%%

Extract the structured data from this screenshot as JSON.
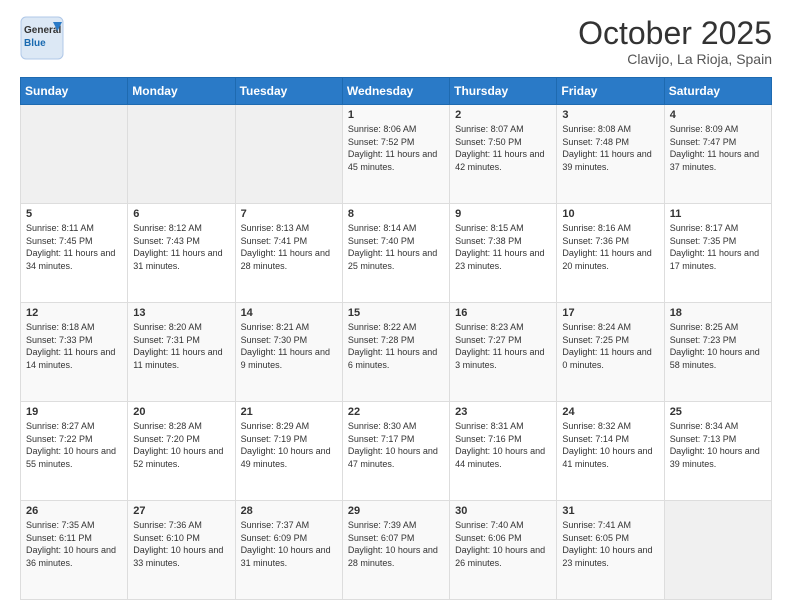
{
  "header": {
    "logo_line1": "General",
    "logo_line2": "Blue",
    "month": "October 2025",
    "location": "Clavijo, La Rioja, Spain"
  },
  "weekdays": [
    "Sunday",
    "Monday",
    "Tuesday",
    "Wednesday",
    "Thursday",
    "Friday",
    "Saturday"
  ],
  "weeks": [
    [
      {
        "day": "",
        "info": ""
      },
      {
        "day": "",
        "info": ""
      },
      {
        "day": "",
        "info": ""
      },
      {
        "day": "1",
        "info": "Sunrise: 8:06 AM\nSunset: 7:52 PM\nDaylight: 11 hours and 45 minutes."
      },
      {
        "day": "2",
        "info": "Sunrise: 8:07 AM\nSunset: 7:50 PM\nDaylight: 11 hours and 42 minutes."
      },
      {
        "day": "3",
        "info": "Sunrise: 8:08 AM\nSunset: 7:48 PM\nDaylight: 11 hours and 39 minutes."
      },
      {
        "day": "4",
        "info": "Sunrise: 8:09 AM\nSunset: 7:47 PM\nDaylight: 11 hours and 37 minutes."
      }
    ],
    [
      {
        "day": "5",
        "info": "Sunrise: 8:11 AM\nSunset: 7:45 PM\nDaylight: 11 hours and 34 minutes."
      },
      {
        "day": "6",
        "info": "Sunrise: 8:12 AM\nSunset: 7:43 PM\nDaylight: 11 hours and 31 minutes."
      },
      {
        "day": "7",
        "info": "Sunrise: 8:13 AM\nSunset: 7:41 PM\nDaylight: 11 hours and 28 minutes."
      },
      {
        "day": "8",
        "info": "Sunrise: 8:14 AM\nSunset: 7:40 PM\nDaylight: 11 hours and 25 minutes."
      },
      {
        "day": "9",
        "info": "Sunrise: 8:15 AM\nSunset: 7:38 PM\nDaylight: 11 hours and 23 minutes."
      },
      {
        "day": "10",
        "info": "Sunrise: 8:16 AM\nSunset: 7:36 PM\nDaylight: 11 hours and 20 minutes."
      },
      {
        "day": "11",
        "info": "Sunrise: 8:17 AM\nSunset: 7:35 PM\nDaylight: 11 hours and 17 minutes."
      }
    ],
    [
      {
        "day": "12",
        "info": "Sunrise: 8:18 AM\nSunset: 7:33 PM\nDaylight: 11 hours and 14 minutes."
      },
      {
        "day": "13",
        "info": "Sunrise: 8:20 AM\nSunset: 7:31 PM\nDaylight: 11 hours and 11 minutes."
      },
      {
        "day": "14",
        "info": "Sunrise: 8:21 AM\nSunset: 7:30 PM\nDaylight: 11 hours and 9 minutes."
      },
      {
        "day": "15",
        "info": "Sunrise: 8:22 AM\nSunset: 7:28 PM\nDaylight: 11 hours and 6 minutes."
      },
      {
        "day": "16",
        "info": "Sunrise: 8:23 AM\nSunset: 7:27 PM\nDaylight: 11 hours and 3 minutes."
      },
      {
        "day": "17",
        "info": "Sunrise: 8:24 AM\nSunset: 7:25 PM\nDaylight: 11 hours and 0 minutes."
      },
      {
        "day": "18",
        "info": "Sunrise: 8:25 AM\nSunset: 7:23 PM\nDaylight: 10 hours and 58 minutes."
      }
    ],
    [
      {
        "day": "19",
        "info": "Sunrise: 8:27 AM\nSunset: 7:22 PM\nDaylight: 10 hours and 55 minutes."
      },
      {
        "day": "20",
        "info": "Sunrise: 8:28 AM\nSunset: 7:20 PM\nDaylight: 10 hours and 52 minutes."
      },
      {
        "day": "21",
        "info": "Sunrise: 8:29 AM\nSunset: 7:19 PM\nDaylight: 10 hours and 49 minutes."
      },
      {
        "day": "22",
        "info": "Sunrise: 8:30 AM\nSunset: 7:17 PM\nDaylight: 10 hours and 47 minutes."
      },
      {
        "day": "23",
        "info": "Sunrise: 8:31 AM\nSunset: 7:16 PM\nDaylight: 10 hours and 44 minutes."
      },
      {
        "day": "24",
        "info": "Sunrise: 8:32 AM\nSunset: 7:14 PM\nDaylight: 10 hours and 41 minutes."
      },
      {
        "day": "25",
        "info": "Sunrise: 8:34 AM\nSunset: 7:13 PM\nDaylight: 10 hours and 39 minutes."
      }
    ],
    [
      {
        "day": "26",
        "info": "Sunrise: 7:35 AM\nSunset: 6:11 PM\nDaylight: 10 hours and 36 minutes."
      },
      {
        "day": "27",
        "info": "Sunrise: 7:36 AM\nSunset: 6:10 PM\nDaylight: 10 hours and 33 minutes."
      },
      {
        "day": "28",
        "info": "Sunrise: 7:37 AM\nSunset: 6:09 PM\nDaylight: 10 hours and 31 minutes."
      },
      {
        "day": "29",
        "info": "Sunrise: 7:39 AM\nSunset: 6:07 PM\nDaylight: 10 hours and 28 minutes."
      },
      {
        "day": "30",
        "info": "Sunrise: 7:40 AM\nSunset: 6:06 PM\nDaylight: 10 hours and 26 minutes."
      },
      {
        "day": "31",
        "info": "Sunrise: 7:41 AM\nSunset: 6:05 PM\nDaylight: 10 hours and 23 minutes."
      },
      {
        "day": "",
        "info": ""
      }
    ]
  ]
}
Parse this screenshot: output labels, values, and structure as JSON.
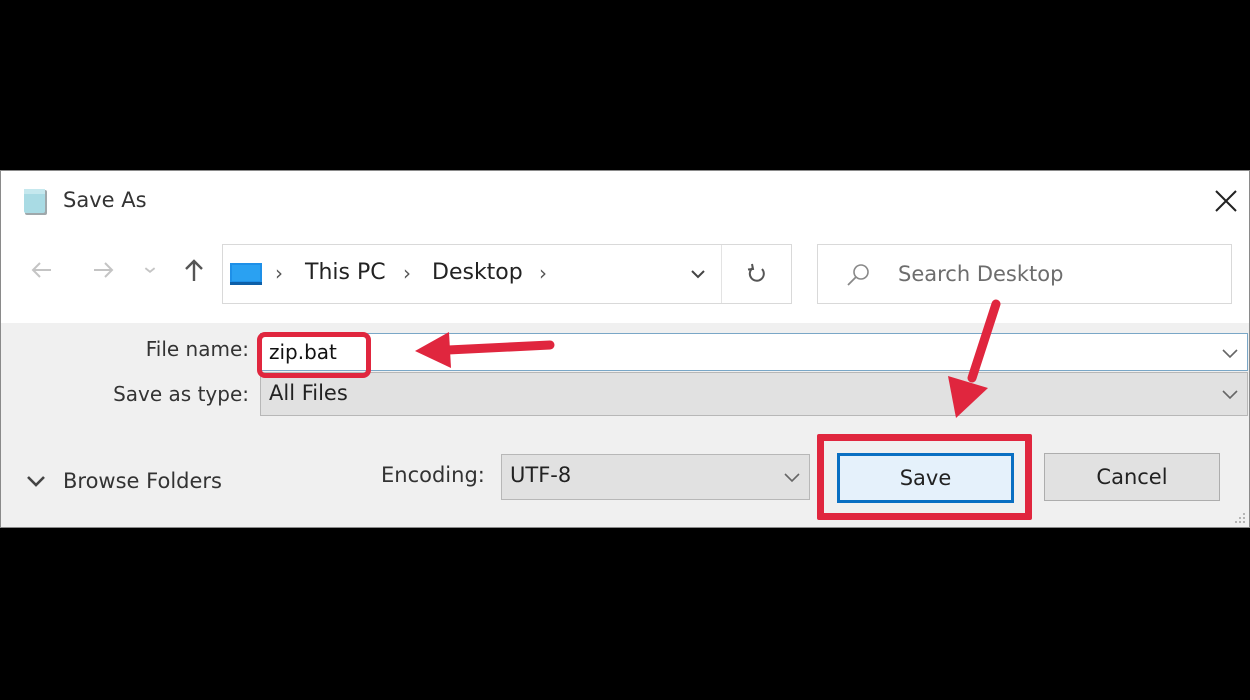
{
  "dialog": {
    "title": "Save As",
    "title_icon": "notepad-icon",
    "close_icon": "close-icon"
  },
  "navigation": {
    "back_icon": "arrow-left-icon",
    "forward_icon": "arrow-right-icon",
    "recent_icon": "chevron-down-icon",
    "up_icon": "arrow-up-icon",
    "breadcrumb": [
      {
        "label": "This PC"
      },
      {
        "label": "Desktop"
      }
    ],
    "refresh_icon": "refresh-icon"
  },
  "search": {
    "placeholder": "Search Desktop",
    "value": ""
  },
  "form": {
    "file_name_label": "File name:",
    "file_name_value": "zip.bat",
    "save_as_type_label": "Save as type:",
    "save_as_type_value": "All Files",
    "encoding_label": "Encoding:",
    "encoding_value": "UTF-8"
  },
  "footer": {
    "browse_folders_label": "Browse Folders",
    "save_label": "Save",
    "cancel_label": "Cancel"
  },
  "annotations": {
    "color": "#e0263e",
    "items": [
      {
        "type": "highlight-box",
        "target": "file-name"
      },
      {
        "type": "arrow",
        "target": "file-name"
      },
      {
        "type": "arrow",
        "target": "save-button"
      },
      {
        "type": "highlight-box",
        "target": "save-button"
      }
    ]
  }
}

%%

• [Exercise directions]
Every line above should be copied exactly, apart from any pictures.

• [Result below]
Extract the structured data from this screenshot as JSON.
{
  "header": {
    "logo_line1": "General",
    "logo_line2": "Blue",
    "month": "October 2025",
    "location": "Clavijo, La Rioja, Spain"
  },
  "weekdays": [
    "Sunday",
    "Monday",
    "Tuesday",
    "Wednesday",
    "Thursday",
    "Friday",
    "Saturday"
  ],
  "weeks": [
    [
      {
        "day": "",
        "info": ""
      },
      {
        "day": "",
        "info": ""
      },
      {
        "day": "",
        "info": ""
      },
      {
        "day": "1",
        "info": "Sunrise: 8:06 AM\nSunset: 7:52 PM\nDaylight: 11 hours and 45 minutes."
      },
      {
        "day": "2",
        "info": "Sunrise: 8:07 AM\nSunset: 7:50 PM\nDaylight: 11 hours and 42 minutes."
      },
      {
        "day": "3",
        "info": "Sunrise: 8:08 AM\nSunset: 7:48 PM\nDaylight: 11 hours and 39 minutes."
      },
      {
        "day": "4",
        "info": "Sunrise: 8:09 AM\nSunset: 7:47 PM\nDaylight: 11 hours and 37 minutes."
      }
    ],
    [
      {
        "day": "5",
        "info": "Sunrise: 8:11 AM\nSunset: 7:45 PM\nDaylight: 11 hours and 34 minutes."
      },
      {
        "day": "6",
        "info": "Sunrise: 8:12 AM\nSunset: 7:43 PM\nDaylight: 11 hours and 31 minutes."
      },
      {
        "day": "7",
        "info": "Sunrise: 8:13 AM\nSunset: 7:41 PM\nDaylight: 11 hours and 28 minutes."
      },
      {
        "day": "8",
        "info": "Sunrise: 8:14 AM\nSunset: 7:40 PM\nDaylight: 11 hours and 25 minutes."
      },
      {
        "day": "9",
        "info": "Sunrise: 8:15 AM\nSunset: 7:38 PM\nDaylight: 11 hours and 23 minutes."
      },
      {
        "day": "10",
        "info": "Sunrise: 8:16 AM\nSunset: 7:36 PM\nDaylight: 11 hours and 20 minutes."
      },
      {
        "day": "11",
        "info": "Sunrise: 8:17 AM\nSunset: 7:35 PM\nDaylight: 11 hours and 17 minutes."
      }
    ],
    [
      {
        "day": "12",
        "info": "Sunrise: 8:18 AM\nSunset: 7:33 PM\nDaylight: 11 hours and 14 minutes."
      },
      {
        "day": "13",
        "info": "Sunrise: 8:20 AM\nSunset: 7:31 PM\nDaylight: 11 hours and 11 minutes."
      },
      {
        "day": "14",
        "info": "Sunrise: 8:21 AM\nSunset: 7:30 PM\nDaylight: 11 hours and 9 minutes."
      },
      {
        "day": "15",
        "info": "Sunrise: 8:22 AM\nSunset: 7:28 PM\nDaylight: 11 hours and 6 minutes."
      },
      {
        "day": "16",
        "info": "Sunrise: 8:23 AM\nSunset: 7:27 PM\nDaylight: 11 hours and 3 minutes."
      },
      {
        "day": "17",
        "info": "Sunrise: 8:24 AM\nSunset: 7:25 PM\nDaylight: 11 hours and 0 minutes."
      },
      {
        "day": "18",
        "info": "Sunrise: 8:25 AM\nSunset: 7:23 PM\nDaylight: 10 hours and 58 minutes."
      }
    ],
    [
      {
        "day": "19",
        "info": "Sunrise: 8:27 AM\nSunset: 7:22 PM\nDaylight: 10 hours and 55 minutes."
      },
      {
        "day": "20",
        "info": "Sunrise: 8:28 AM\nSunset: 7:20 PM\nDaylight: 10 hours and 52 minutes."
      },
      {
        "day": "21",
        "info": "Sunrise: 8:29 AM\nSunset: 7:19 PM\nDaylight: 10 hours and 49 minutes."
      },
      {
        "day": "22",
        "info": "Sunrise: 8:30 AM\nSunset: 7:17 PM\nDaylight: 10 hours and 47 minutes."
      },
      {
        "day": "23",
        "info": "Sunrise: 8:31 AM\nSunset: 7:16 PM\nDaylight: 10 hours and 44 minutes."
      },
      {
        "day": "24",
        "info": "Sunrise: 8:32 AM\nSunset: 7:14 PM\nDaylight: 10 hours and 41 minutes."
      },
      {
        "day": "25",
        "info": "Sunrise: 8:34 AM\nSunset: 7:13 PM\nDaylight: 10 hours and 39 minutes."
      }
    ],
    [
      {
        "day": "26",
        "info": "Sunrise: 7:35 AM\nSunset: 6:11 PM\nDaylight: 10 hours and 36 minutes."
      },
      {
        "day": "27",
        "info": "Sunrise: 7:36 AM\nSunset: 6:10 PM\nDaylight: 10 hours and 33 minutes."
      },
      {
        "day": "28",
        "info": "Sunrise: 7:37 AM\nSunset: 6:09 PM\nDaylight: 10 hours and 31 minutes."
      },
      {
        "day": "29",
        "info": "Sunrise: 7:39 AM\nSunset: 6:07 PM\nDaylight: 10 hours and 28 minutes."
      },
      {
        "day": "30",
        "info": "Sunrise: 7:40 AM\nSunset: 6:06 PM\nDaylight: 10 hours and 26 minutes."
      },
      {
        "day": "31",
        "info": "Sunrise: 7:41 AM\nSunset: 6:05 PM\nDaylight: 10 hours and 23 minutes."
      },
      {
        "day": "",
        "info": ""
      }
    ]
  ]
}
Parse this screenshot: output labels, values, and structure as JSON.
{
  "dialog": {
    "title": "Save As",
    "title_icon": "notepad-icon",
    "close_icon": "close-icon"
  },
  "navigation": {
    "back_icon": "arrow-left-icon",
    "forward_icon": "arrow-right-icon",
    "recent_icon": "chevron-down-icon",
    "up_icon": "arrow-up-icon",
    "breadcrumb": [
      {
        "label": "This PC"
      },
      {
        "label": "Desktop"
      }
    ],
    "refresh_icon": "refresh-icon"
  },
  "search": {
    "placeholder": "Search Desktop",
    "value": ""
  },
  "form": {
    "file_name_label": "File name:",
    "file_name_value": "zip.bat",
    "save_as_type_label": "Save as type:",
    "save_as_type_value": "All Files",
    "encoding_label": "Encoding:",
    "encoding_value": "UTF-8"
  },
  "footer": {
    "browse_folders_label": "Browse Folders",
    "save_label": "Save",
    "cancel_label": "Cancel"
  },
  "annotations": {
    "color": "#e0263e",
    "items": [
      {
        "type": "highlight-box",
        "target": "file-name"
      },
      {
        "type": "arrow",
        "target": "file-name"
      },
      {
        "type": "arrow",
        "target": "save-button"
      },
      {
        "type": "highlight-box",
        "target": "save-button"
      }
    ]
  }
}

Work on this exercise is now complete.